Deutsche Bahn AG revised its ban of the poster for the exhibition “Homosexualit_ies”. This poster features Canadian trans* artist and activist Heather Casills. It may be displayed in train stations in Germany, after the Deutsche Bahn had originally decided against this. We, the Schwules Museum*, view this turn-around skeptical, because of the consequences of the original ban for the LWL-Museum. Also, we find the confusing and contradictory communications of Deutsche Bahn AG problematic.
In principal, we are glad that the Deutsche Bahn AG is no longer considering the poster“sexualized” or sexist”, and we are grateful for the great support – also internationally – we received in our own fight against the Deutsche Bahn during the last days. We see this incident as another argument for our museum’s mission to make LGBTIQ history more visible and fight for such visibility and public acceptance.
But the incident is far from over. Because of the temporary ban, the advertisement company Ströer – which is managing the Deutsche Bahn AG ad spaces – has already rented out the original ad spaces to other clients. Regardless of Deutsche Bahn AG’s new decision to allow the display of the posters in their train stations, the “Homosexualit_ies” poster will not be seen prominently in any such station in Germany in the near future, because all the ad space is already taken. The Deutsche Bahn has not offered any form of compensation for this, yet.
The entire handling of the incident by the Deutsche Bahn AG has left us with a bitter aftertaste. While the official twitter account of Deutsche Bahn AG argued that the poster was deemed “sexist” or “revealing” just yesterday at 11:38 am, barely five hours later we were informed that all concerns were now cleared after a discussion of DB’s press department with the LWL-Museum. This, among other confusing statements, raises the suspicion that the Deutsche Bahn AG only changed its policy to avoid a public debate and damage to its image as a state-owned company. Since the posters cannot be displayed to promote at least the opening of the exhibition, the sudden turn-around of Deutsche Bahn AG is little consolation.

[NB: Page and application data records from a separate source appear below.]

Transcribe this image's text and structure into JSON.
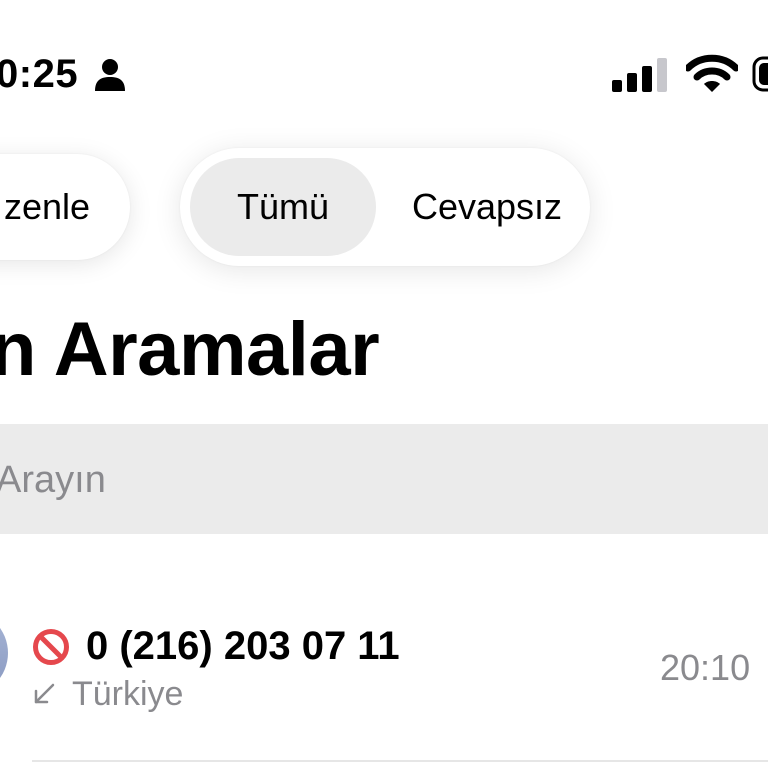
{
  "status_bar": {
    "time": "0:25",
    "icons": [
      "person-icon",
      "signal-icon",
      "wifi-icon",
      "battery-icon"
    ]
  },
  "nav": {
    "edit_label": "zenle",
    "segments": [
      {
        "label": "Tümü",
        "selected": true
      },
      {
        "label": "Cevapsız",
        "selected": false
      }
    ]
  },
  "title": "n Aramalar",
  "search": {
    "placeholder": "Arayın"
  },
  "calls": [
    {
      "number": "0 (216) 203 07 11",
      "location": "Türkiye",
      "time": "20:10",
      "blocked": true,
      "direction": "incoming",
      "icons": [
        "blocked-icon",
        "incoming-call-icon"
      ]
    }
  ],
  "colors": {
    "secondary_text": "#8a8a8e",
    "blocked_red": "#e5484d",
    "selected_segment": "#ebebeb",
    "search_background": "#ebebeb",
    "avatar": "#98a8cc"
  }
}
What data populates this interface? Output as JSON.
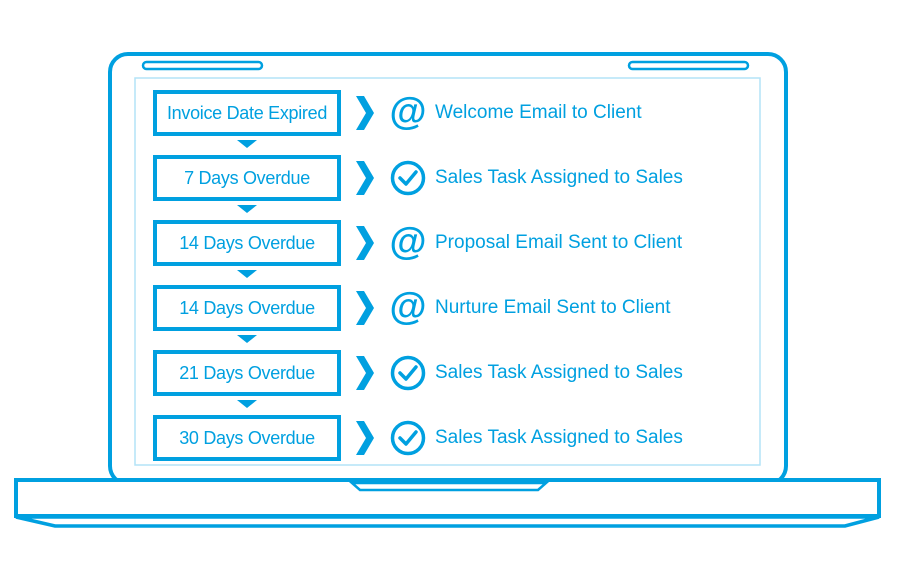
{
  "colors": {
    "accent": "#00a0e0",
    "screen_border": "#b3e3f7"
  },
  "rows": [
    {
      "trigger": "Invoice Date Expired",
      "icon": "at-icon",
      "action": "Welcome Email to Client"
    },
    {
      "trigger": "7 Days Overdue",
      "icon": "check-circle-icon",
      "action": "Sales Task Assigned to Sales"
    },
    {
      "trigger": "14 Days Overdue",
      "icon": "at-icon",
      "action": "Proposal Email Sent to Client"
    },
    {
      "trigger": "14 Days Overdue",
      "icon": "at-icon",
      "action": "Nurture Email Sent to Client"
    },
    {
      "trigger": "21 Days Overdue",
      "icon": "check-circle-icon",
      "action": "Sales Task Assigned to Sales"
    },
    {
      "trigger": "30 Days Overdue",
      "icon": "check-circle-icon",
      "action": "Sales Task Assigned to Sales"
    }
  ]
}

Because this entire incident has tackled very broad and important topics of visibility, awareness and acceptance of LGBTIQ in Germany, we at the Schwules Museum* are upholding our invitation for an open discussion with the officials of Deutsche Bahn AG, either in Münster or in Berlin.